• **What you will do**: Repeat every entry exactly as it stands. Omit the images.

• **Provided records**:
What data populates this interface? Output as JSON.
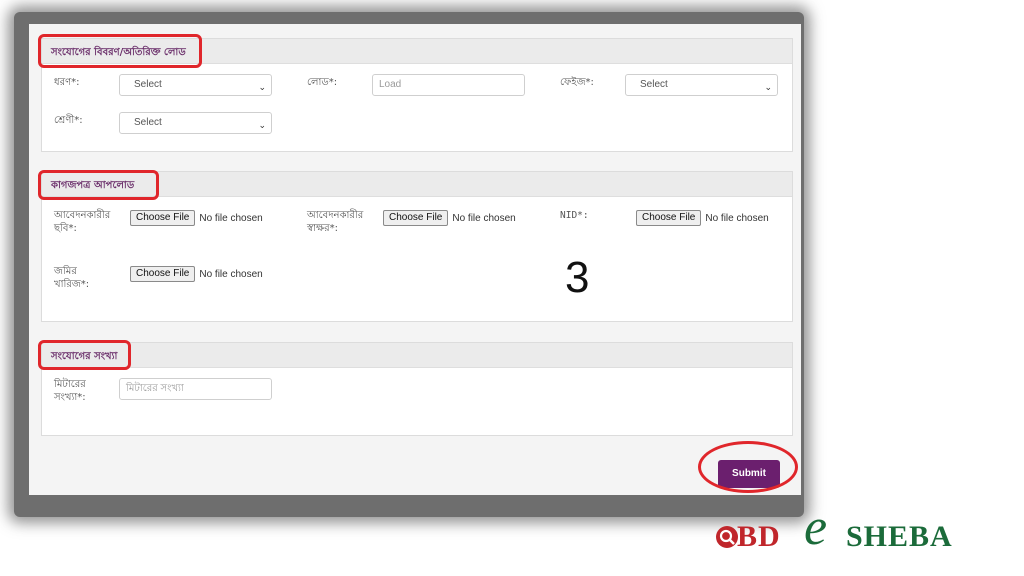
{
  "sections": {
    "details": {
      "title": "সংযোগের বিবরণ/অতিরিক্ত লোড",
      "type_label": "ধরণ*:",
      "type_value": "Select",
      "load_label": "লোড*:",
      "load_placeholder": "Load",
      "phase_label": "ফেইজ*:",
      "phase_value": "Select",
      "category_label": "শ্রেণী*:",
      "category_value": "Select"
    },
    "documents": {
      "title": "কাগজপত্র আপলোড",
      "photo_label": "আবেদনকারীর\nছবি*:",
      "signature_label": "আবেদনকারীর\nস্বাক্ষর*:",
      "nid_label": "NID*:",
      "land_label": "জমির\nখারিজ*:",
      "choose_file": "Choose File",
      "no_file": "No file chosen"
    },
    "connections": {
      "title": "সংযোগের সংখ্যা",
      "meter_label": "মিটারের\nসংখ্যা*:",
      "meter_placeholder": "মিটারের সংখ্যা"
    }
  },
  "submit_label": "Submit",
  "step_number": "3",
  "logo": {
    "bd": "BD",
    "e": "e",
    "sheba": "SHEBA"
  },
  "colors": {
    "highlight": "#e0262b",
    "section_title": "#6b2f6b",
    "submit_bg": "#6b1f6e"
  }
}
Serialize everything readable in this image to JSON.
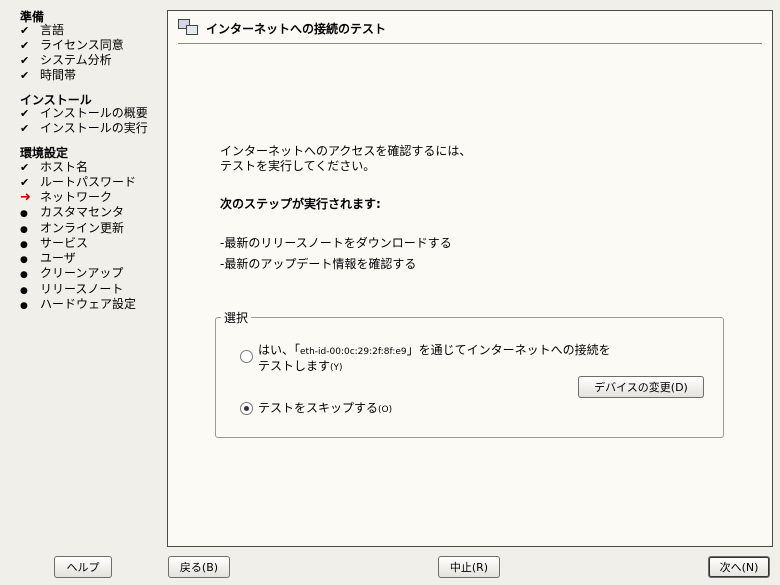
{
  "sidebar": {
    "sections": [
      {
        "title": "準備",
        "items": [
          {
            "label": "言語",
            "state": "done"
          },
          {
            "label": "ライセンス同意",
            "state": "done"
          },
          {
            "label": "システム分析",
            "state": "done"
          },
          {
            "label": "時間帯",
            "state": "done"
          }
        ]
      },
      {
        "title": "インストール",
        "items": [
          {
            "label": "インストールの概要",
            "state": "done"
          },
          {
            "label": "インストールの実行",
            "state": "done"
          }
        ]
      },
      {
        "title": "環境設定",
        "items": [
          {
            "label": "ホスト名",
            "state": "done"
          },
          {
            "label": "ルートパスワード",
            "state": "done"
          },
          {
            "label": "ネットワーク",
            "state": "current"
          },
          {
            "label": "カスタマセンタ",
            "state": "pending"
          },
          {
            "label": "オンライン更新",
            "state": "pending"
          },
          {
            "label": "サービス",
            "state": "pending"
          },
          {
            "label": "ユーザ",
            "state": "pending"
          },
          {
            "label": "クリーンアップ",
            "state": "pending"
          },
          {
            "label": "リリースノート",
            "state": "pending"
          },
          {
            "label": "ハードウェア設定",
            "state": "pending"
          }
        ]
      }
    ],
    "icons": {
      "done": "check-icon",
      "current": "arrow-right-icon",
      "pending": "bullet-icon"
    },
    "current_color": "#d40000"
  },
  "panel": {
    "title": "インターネットへの接続のテスト",
    "title_icon": "network-computers-icon",
    "intro_line1": "インターネットへのアクセスを確認するには、",
    "intro_line2": "テストを実行してください。",
    "steps_heading": "次のステップが実行されます:",
    "step1": "-最新のリリースノートをダウンロードする",
    "step2": "-最新のアップデート情報を確認する",
    "group": {
      "legend": "選択",
      "option_yes": {
        "prefix": "はい、「",
        "device": "eth-id-00:0c:29:2f:8f:e9",
        "suffix": "」を通じてインターネットへの接続を",
        "line2": "テストします",
        "accel": "(Y)",
        "selected": false
      },
      "option_skip": {
        "label": "テストをスキップする",
        "accel": "(O)",
        "selected": true
      },
      "change_device_button": "デバイスの変更(D)"
    }
  },
  "footer": {
    "help": "ヘルプ",
    "back": "戻る(B)",
    "abort": "中止(R)",
    "next": "次へ(N)"
  }
}
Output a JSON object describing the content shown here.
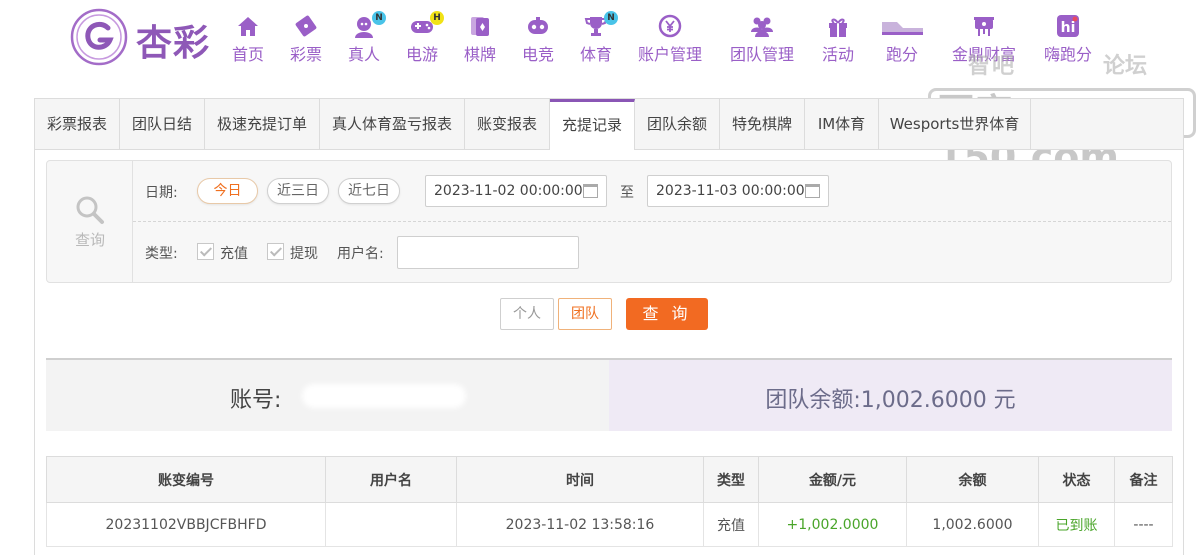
{
  "brand": {
    "name": "杏彩"
  },
  "nav": [
    {
      "label": "首页",
      "icon": "home-icon",
      "badge": ""
    },
    {
      "label": "彩票",
      "icon": "lottery-ticket-icon",
      "badge": ""
    },
    {
      "label": "真人",
      "icon": "live-dealer-icon",
      "badge": "N"
    },
    {
      "label": "电游",
      "icon": "gamepad-icon",
      "badge": "H"
    },
    {
      "label": "棋牌",
      "icon": "cards-icon",
      "badge": ""
    },
    {
      "label": "电竞",
      "icon": "esports-controller-icon",
      "badge": ""
    },
    {
      "label": "体育",
      "icon": "trophy-icon",
      "badge": "N"
    },
    {
      "label": "账户管理",
      "icon": "yen-coin-icon",
      "badge": ""
    },
    {
      "label": "团队管理",
      "icon": "team-icon",
      "badge": ""
    },
    {
      "label": "活动",
      "icon": "gift-icon",
      "badge": ""
    },
    {
      "label": "跑分",
      "icon": "running-shoe-icon",
      "badge": ""
    },
    {
      "label": "金鼎财富",
      "icon": "tripod-icon",
      "badge": ""
    },
    {
      "label": "嗨跑分",
      "icon": "hi-app-icon",
      "badge": ""
    }
  ],
  "watermark": {
    "line1": "智吧",
    "line1b": "论坛",
    "main": "国家150.com"
  },
  "tabs": [
    {
      "label": "彩票报表",
      "active": false
    },
    {
      "label": "团队日结",
      "active": false
    },
    {
      "label": "极速充提订单",
      "active": false
    },
    {
      "label": "真人体育盈亏报表",
      "active": false
    },
    {
      "label": "账变报表",
      "active": false
    },
    {
      "label": "充提记录",
      "active": true
    },
    {
      "label": "团队余额",
      "active": false
    },
    {
      "label": "特免棋牌",
      "active": false
    },
    {
      "label": "IM体育",
      "active": false
    },
    {
      "label": "Wesports世界体育",
      "active": false
    }
  ],
  "query": {
    "side_label": "查询",
    "date_label": "日期:",
    "quick_ranges": [
      "今日",
      "近三日",
      "近七日"
    ],
    "active_range": "今日",
    "start_date": "2023-11-02 00:00:00",
    "to_label": "至",
    "end_date": "2023-11-03 00:00:00",
    "type_label": "类型:",
    "type_options": [
      "充值",
      "提现"
    ],
    "username_label": "用户名:",
    "username_value": ""
  },
  "scope": {
    "personal": "个人",
    "team": "团队",
    "selected": "团队"
  },
  "search_button": "查 询",
  "summary": {
    "account_label": "账号:",
    "team_balance": "团队余额:1,002.6000 元"
  },
  "table": {
    "headers": [
      "账变编号",
      "用户名",
      "时间",
      "类型",
      "金额/元",
      "余额",
      "状态",
      "备注"
    ],
    "rows": [
      [
        "20231102VBBJCFBHFD",
        "",
        "2023-11-02 13:58:16",
        "充值",
        "+1,002.0000",
        "1,002.6000",
        "已到账",
        "----"
      ]
    ]
  },
  "colors": {
    "accent": "#8a56b5",
    "primary_button": "#f26a22",
    "success": "#4aa52a"
  }
}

• **Solution to the exercise**:
What data populates this interface? Output as JSON.
{
  "sections": {
    "details": {
      "title": "সংযোগের বিবরণ/অতিরিক্ত লোড",
      "type_label": "ধরণ*:",
      "type_value": "Select",
      "load_label": "লোড*:",
      "load_placeholder": "Load",
      "phase_label": "ফেইজ*:",
      "phase_value": "Select",
      "category_label": "শ্রেণী*:",
      "category_value": "Select"
    },
    "documents": {
      "title": "কাগজপত্র আপলোড",
      "photo_label": "আবেদনকারীর\nছবি*:",
      "signature_label": "আবেদনকারীর\nস্বাক্ষর*:",
      "nid_label": "NID*:",
      "land_label": "জমির\nখারিজ*:",
      "choose_file": "Choose File",
      "no_file": "No file chosen"
    },
    "connections": {
      "title": "সংযোগের সংখ্যা",
      "meter_label": "মিটারের\nসংখ্যা*:",
      "meter_placeholder": "মিটারের সংখ্যা"
    }
  },
  "submit_label": "Submit",
  "step_number": "3",
  "logo": {
    "bd": "BD",
    "e": "e",
    "sheba": "SHEBA"
  },
  "colors": {
    "highlight": "#e0262b",
    "section_title": "#6b2f6b",
    "submit_bg": "#6b1f6e"
  }
}
Serialize everything readable in this image to JSON.
{
  "sidebar": {
    "sections": [
      {
        "title": "準備",
        "items": [
          {
            "label": "言語",
            "state": "done"
          },
          {
            "label": "ライセンス同意",
            "state": "done"
          },
          {
            "label": "システム分析",
            "state": "done"
          },
          {
            "label": "時間帯",
            "state": "done"
          }
        ]
      },
      {
        "title": "インストール",
        "items": [
          {
            "label": "インストールの概要",
            "state": "done"
          },
          {
            "label": "インストールの実行",
            "state": "done"
          }
        ]
      },
      {
        "title": "環境設定",
        "items": [
          {
            "label": "ホスト名",
            "state": "done"
          },
          {
            "label": "ルートパスワード",
            "state": "done"
          },
          {
            "label": "ネットワーク",
            "state": "current"
          },
          {
            "label": "カスタマセンタ",
            "state": "pending"
          },
          {
            "label": "オンライン更新",
            "state": "pending"
          },
          {
            "label": "サービス",
            "state": "pending"
          },
          {
            "label": "ユーザ",
            "state": "pending"
          },
          {
            "label": "クリーンアップ",
            "state": "pending"
          },
          {
            "label": "リリースノート",
            "state": "pending"
          },
          {
            "label": "ハードウェア設定",
            "state": "pending"
          }
        ]
      }
    ],
    "icons": {
      "done": "check-icon",
      "current": "arrow-right-icon",
      "pending": "bullet-icon"
    },
    "current_color": "#d40000"
  },
  "panel": {
    "title": "インターネットへの接続のテスト",
    "title_icon": "network-computers-icon",
    "intro_line1": "インターネットへのアクセスを確認するには、",
    "intro_line2": "テストを実行してください。",
    "steps_heading": "次のステップが実行されます:",
    "step1": "-最新のリリースノートをダウンロードする",
    "step2": "-最新のアップデート情報を確認する",
    "group": {
      "legend": "選択",
      "option_yes": {
        "prefix": "はい、「",
        "device": "eth-id-00:0c:29:2f:8f:e9",
        "suffix": "」を通じてインターネットへの接続を",
        "line2": "テストします",
        "accel": "(Y)",
        "selected": false
      },
      "option_skip": {
        "label": "テストをスキップする",
        "accel": "(O)",
        "selected": true
      },
      "change_device_button": "デバイスの変更(D)"
    }
  },
  "footer": {
    "help": "ヘルプ",
    "back": "戻る(B)",
    "abort": "中止(R)",
    "next": "次へ(N)"
  }
}
Output a JSON object describing the content shown here.
{
  "brand": {
    "name": "杏彩"
  },
  "nav": [
    {
      "label": "首页",
      "icon": "home-icon",
      "badge": ""
    },
    {
      "label": "彩票",
      "icon": "lottery-ticket-icon",
      "badge": ""
    },
    {
      "label": "真人",
      "icon": "live-dealer-icon",
      "badge": "N"
    },
    {
      "label": "电游",
      "icon": "gamepad-icon",
      "badge": "H"
    },
    {
      "label": "棋牌",
      "icon": "cards-icon",
      "badge": ""
    },
    {
      "label": "电竞",
      "icon": "esports-controller-icon",
      "badge": ""
    },
    {
      "label": "体育",
      "icon": "trophy-icon",
      "badge": "N"
    },
    {
      "label": "账户管理",
      "icon": "yen-coin-icon",
      "badge": ""
    },
    {
      "label": "团队管理",
      "icon": "team-icon",
      "badge": ""
    },
    {
      "label": "活动",
      "icon": "gift-icon",
      "badge": ""
    },
    {
      "label": "跑分",
      "icon": "running-shoe-icon",
      "badge": ""
    },
    {
      "label": "金鼎财富",
      "icon": "tripod-icon",
      "badge": ""
    },
    {
      "label": "嗨跑分",
      "icon": "hi-app-icon",
      "badge": ""
    }
  ],
  "watermark": {
    "line1": "智吧",
    "line1b": "论坛",
    "main": "国家150.com"
  },
  "tabs": [
    {
      "label": "彩票报表",
      "active": false
    },
    {
      "label": "团队日结",
      "active": false
    },
    {
      "label": "极速充提订单",
      "active": false
    },
    {
      "label": "真人体育盈亏报表",
      "active": false
    },
    {
      "label": "账变报表",
      "active": false
    },
    {
      "label": "充提记录",
      "active": true
    },
    {
      "label": "团队余额",
      "active": false
    },
    {
      "label": "特免棋牌",
      "active": false
    },
    {
      "label": "IM体育",
      "active": false
    },
    {
      "label": "Wesports世界体育",
      "active": false
    }
  ],
  "query": {
    "side_label": "查询",
    "date_label": "日期:",
    "quick_ranges": [
      "今日",
      "近三日",
      "近七日"
    ],
    "active_range": "今日",
    "start_date": "2023-11-02 00:00:00",
    "to_label": "至",
    "end_date": "2023-11-03 00:00:00",
    "type_label": "类型:",
    "type_options": [
      "充值",
      "提现"
    ],
    "username_label": "用户名:",
    "username_value": ""
  },
  "scope": {
    "personal": "个人",
    "team": "团队",
    "selected": "团队"
  },
  "search_button": "查 询",
  "summary": {
    "account_label": "账号:",
    "team_balance": "团队余额:1,002.6000 元"
  },
  "table": {
    "headers": [
      "账变编号",
      "用户名",
      "时间",
      "类型",
      "金额/元",
      "余额",
      "状态",
      "备注"
    ],
    "rows": [
      [
        "20231102VBBJCFBHFD",
        "",
        "2023-11-02 13:58:16",
        "充值",
        "+1,002.0000",
        "1,002.6000",
        "已到账",
        "----"
      ]
    ]
  },
  "colors": {
    "accent": "#8a56b5",
    "primary_button": "#f26a22",
    "success": "#4aa52a"
  }
}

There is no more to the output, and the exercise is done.